» YOUR GOAL
Although the data below contains pictures, please reproduce only its words, exactly.

Component data from apps and pages
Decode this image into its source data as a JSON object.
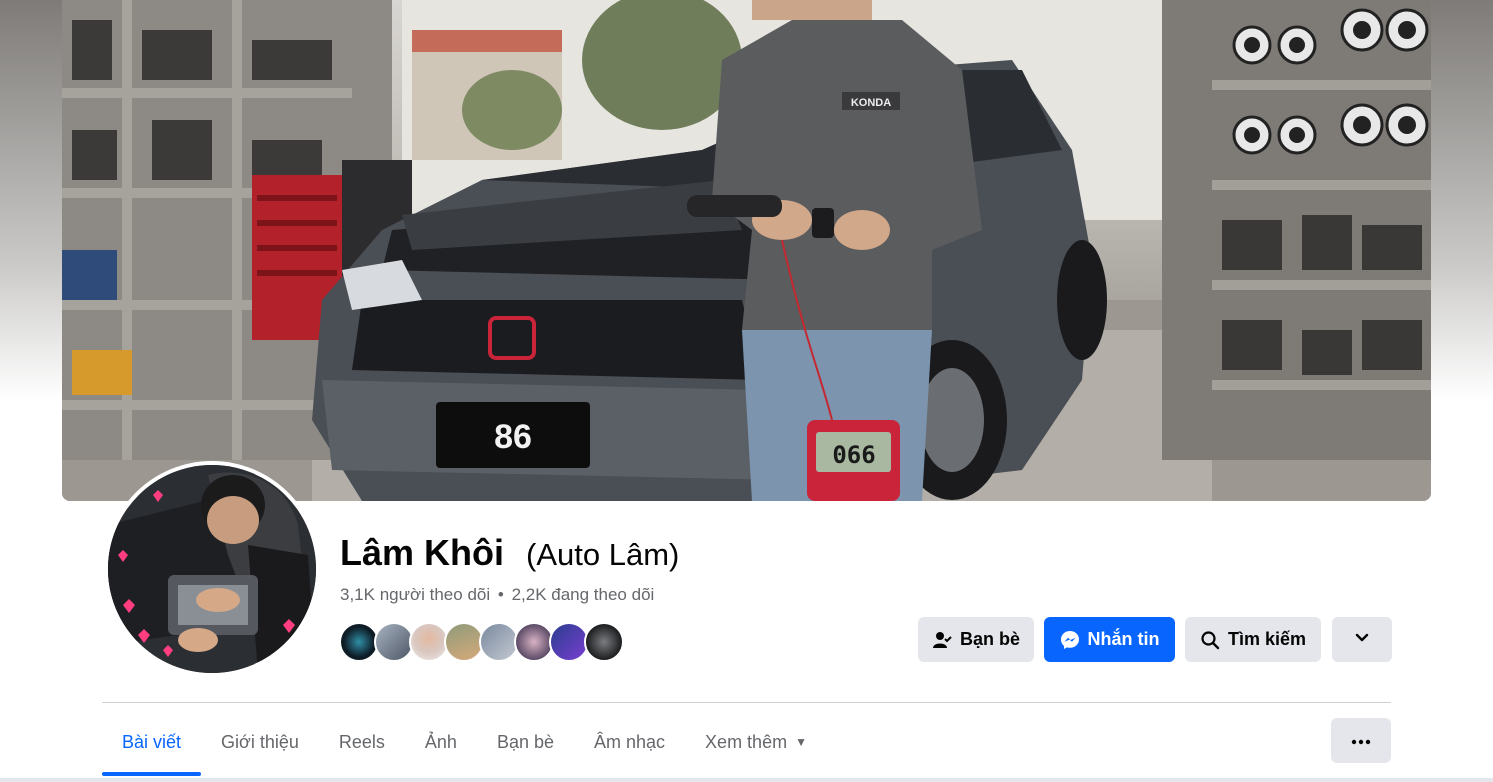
{
  "profile": {
    "name": "Lâm Khôi",
    "alternate_name": "(Auto Lâm)",
    "followers": "3,1K người theo dõi",
    "separator": "•",
    "following": "2,2K đang theo dõi"
  },
  "cover": {
    "plate_text": "86",
    "meter_text": "066",
    "shirt_text": "KONDA"
  },
  "actions": {
    "friends_label": "Bạn bè",
    "message_label": "Nhắn tin",
    "search_label": "Tìm kiếm"
  },
  "tabs": [
    {
      "label": "Bài viết",
      "active": true
    },
    {
      "label": "Giới thiệu"
    },
    {
      "label": "Reels"
    },
    {
      "label": "Ảnh"
    },
    {
      "label": "Bạn bè"
    },
    {
      "label": "Âm nhạc"
    },
    {
      "label": "Xem thêm"
    }
  ],
  "colors": {
    "accent": "#0866ff",
    "button_gray": "#e4e6eb",
    "secondary_text": "#65676b"
  }
}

» TASK ANSWER
Decode this image into its source data as a JSON object.
{
  "profile": {
    "name": "Lâm Khôi",
    "alternate_name": "(Auto Lâm)",
    "followers": "3,1K người theo dõi",
    "separator": "•",
    "following": "2,2K đang theo dõi"
  },
  "cover": {
    "plate_text": "86",
    "meter_text": "066",
    "shirt_text": "KONDA"
  },
  "actions": {
    "friends_label": "Bạn bè",
    "message_label": "Nhắn tin",
    "search_label": "Tìm kiếm"
  },
  "tabs": [
    {
      "label": "Bài viết",
      "active": true
    },
    {
      "label": "Giới thiệu"
    },
    {
      "label": "Reels"
    },
    {
      "label": "Ảnh"
    },
    {
      "label": "Bạn bè"
    },
    {
      "label": "Âm nhạc"
    },
    {
      "label": "Xem thêm"
    }
  ],
  "colors": {
    "accent": "#0866ff",
    "button_gray": "#e4e6eb",
    "secondary_text": "#65676b"
  }
}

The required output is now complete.